    Agree about the UPS - essential. At the very least get some form of filtering / spike / surge supression.

     

    Sit back and enjoy!

    Saturday, November 17, 2007 9:42 AM
  • We can agree to disagree.

     

    I have all my shared folders set for duplication.

     

    Our W2k3 server at work has had periodic issues, which we must then reboot to clear.  While I'll admit that the problems we've had have been related to a backup application, and not the server itself, we find that rebooting not only clears up the issue with the backups, but also speeds up user access and logoff times.  So I figure it's good maintenance to restart the system periodically.  Maybe once a week is overkill, but it hasn't caused any problems yet (and I've been doing it for a few months now).

    Sunday, November 18, 2007 7:04 PM
  • Total and utter nonsense.  I've had Windows servers running for well over a year without a reboot necessary.  A SQL server I maintain that gets heavy use hasn't been rebooted in over 7 months.

     

    Leave it alone and let it maintain itself.

    Sunday, November 18, 2007 7:10 PM
  •  Robert L. Stinnett wrote:
    Total and utter nonsense.  I've had Windows servers running for well over a year without a reboot necessary.  A SQL server I maintain that gets heavy use hasn't been rebooted in over 7 months.

     

    Leave it alone and let it maintain itself.

     

    I agree rebooting is mostly unnecessary, but you need to reboot for critical/security updates.

    Sunday, November 18, 2007 7:32 PM
    Moderator
  • Windows Home Server should only be rebooted when absolutely necessary; for critical updates and software that requires a reboot, the addition of new hardware that requires the system be off and planned shutdowns.
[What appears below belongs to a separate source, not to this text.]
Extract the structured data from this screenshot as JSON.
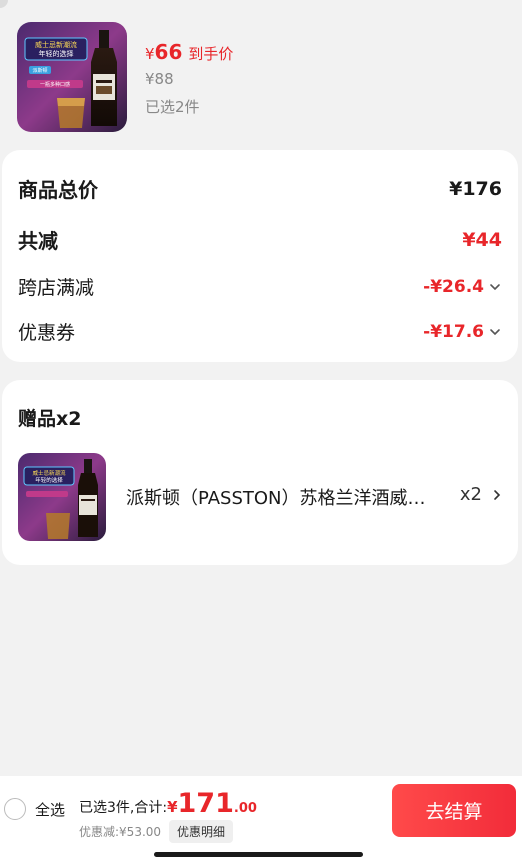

If you intend to shut down your home server, the best time to do so is when the Balancing Storage message is not displayed on the console when logged into the server via remote desktop.
    Sunday, November 18, 2007 10:59 PM
  • I've had to re-boot a couple of times.  It seems like the console gets stuck saying "Balancing Storage".  I had that message for a few days when nothing abnormal was being backed up.  At the same time one of the computers showed that it hadn't backed up in 2 days.  After the reboot the Balancing Storage showed as balanced and the 2 missing days were listed in the backup window of the computer.

     

    Monday, November 19, 2007 6:33 PM
  •  Marc Moon wrote:
    Windows Home Server should only be rebooted when absolutely necessary; for critical updates and software that requires a reboot, the addition of new hardware that requires the system be off and planned shutdowns. If you intend to shut down your home server, the best time to do so is when the Balancing Storage message is not displayed on the console when logged into the server via remote desktop.

     

    OK, OK - I'll defer to the product team.  Although, technically, a scheduled task would be, by definition, a "planned shutdown."  But I'm splitting verbal hairs there.

     

    Listen to the expert.  Despite my own experience, I shall remove my weekly reboot and see how long she'll run without having any process confusion.

     

    Thanks for weighing in, Marc.
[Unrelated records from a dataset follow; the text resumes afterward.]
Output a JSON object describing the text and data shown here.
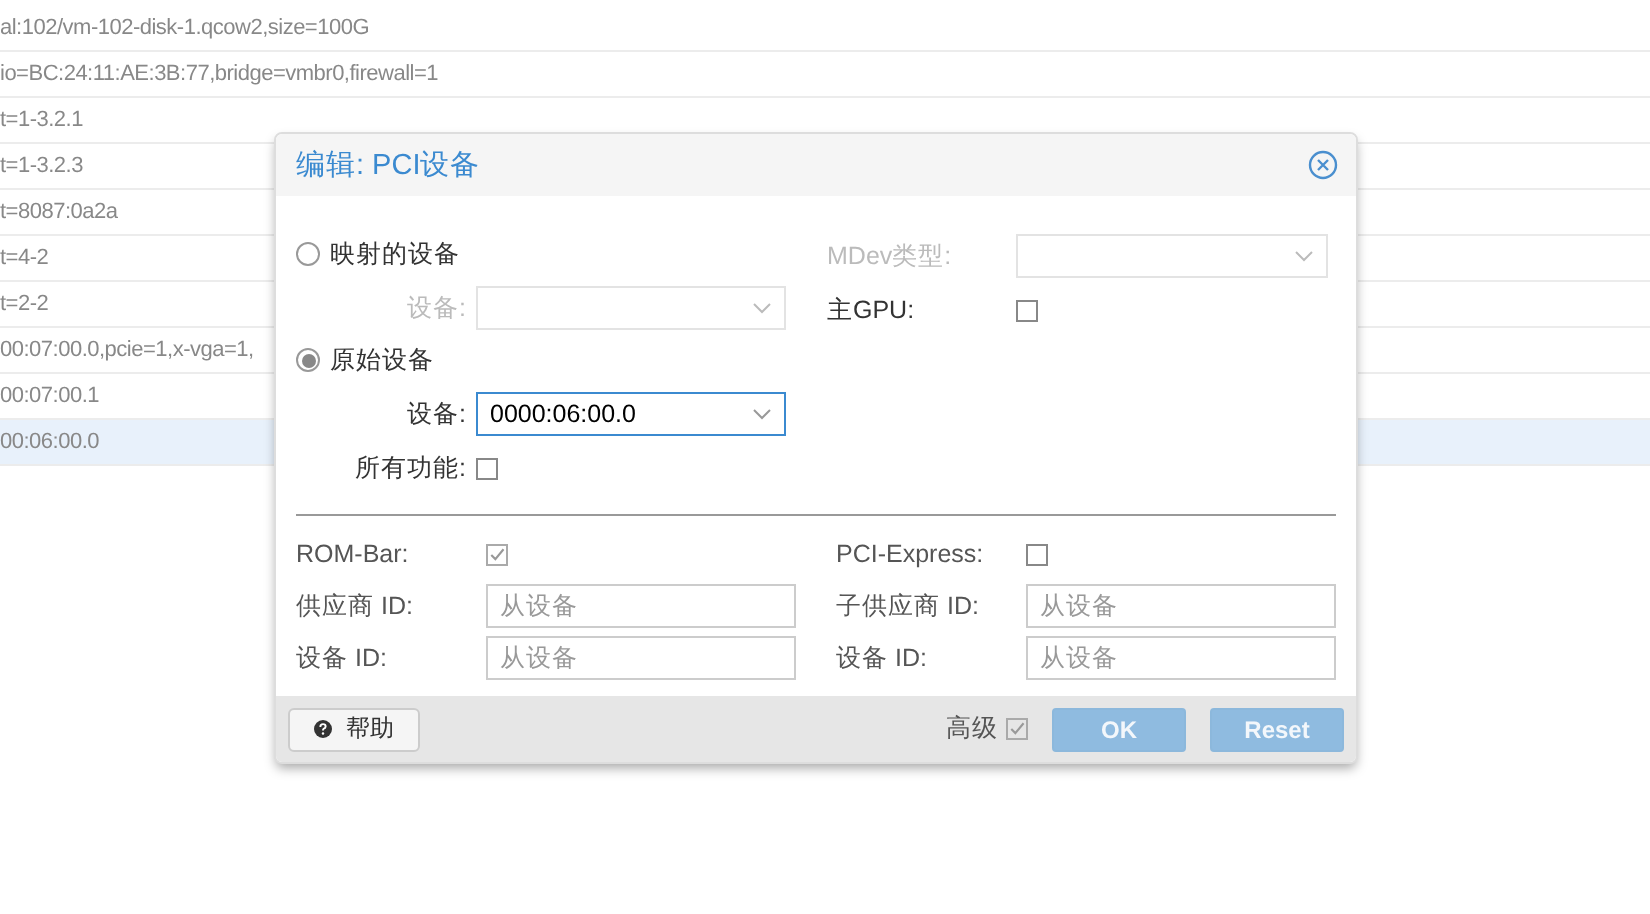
{
  "background_rows": [
    {
      "text": "al:102/vm-102-disk-1.qcow2,size=100G",
      "selected": false
    },
    {
      "text": "io=BC:24:11:AE:3B:77,bridge=vmbr0,firewall=1",
      "selected": false
    },
    {
      "text": "t=1-3.2.1",
      "selected": false
    },
    {
      "text": "t=1-3.2.3",
      "selected": false
    },
    {
      "text": "t=8087:0a2a",
      "selected": false
    },
    {
      "text": "t=4-2",
      "selected": false
    },
    {
      "text": "t=2-2",
      "selected": false
    },
    {
      "text": "00:07:00.0,pcie=1,x-vga=1,",
      "selected": false
    },
    {
      "text": "00:07:00.1",
      "selected": false
    },
    {
      "text": "00:06:00.0",
      "selected": true
    }
  ],
  "dialog": {
    "title": "编辑: PCI设备",
    "mapped": {
      "label": "映射的设备",
      "selected": false,
      "device_label": "设备:"
    },
    "mdev": {
      "label": "MDev类型:"
    },
    "primary_gpu": {
      "label": "主GPU:",
      "checked": false
    },
    "raw": {
      "label": "原始设备",
      "selected": true,
      "device_label": "设备:",
      "device_value": "0000:06:00.0"
    },
    "all_functions": {
      "label": "所有功能:",
      "checked": false
    },
    "rom_bar": {
      "label": "ROM-Bar:",
      "checked": true
    },
    "pcie": {
      "label": "PCI-Express:",
      "checked": false
    },
    "id_fields": [
      {
        "label": "供应商 ID:",
        "placeholder": "从设备"
      },
      {
        "label": "子供应商 ID:",
        "placeholder": "从设备"
      },
      {
        "label": "设备 ID:",
        "placeholder": "从设备"
      },
      {
        "label": "设备 ID:",
        "placeholder": "从设备"
      }
    ],
    "help_button": "帮助",
    "advanced": {
      "label": "高级",
      "checked": true
    },
    "buttons": [
      "OK",
      "Reset"
    ]
  }
}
    Monday, November 19, 2007 10:57 PM
  • If you haven't installed a ton of desktop software, your WHS will need to be rebooted only for critical updates that require a reboot. Which is approximately monthly.
    Tuesday, November 20, 2007 4:24 AM
    Moderator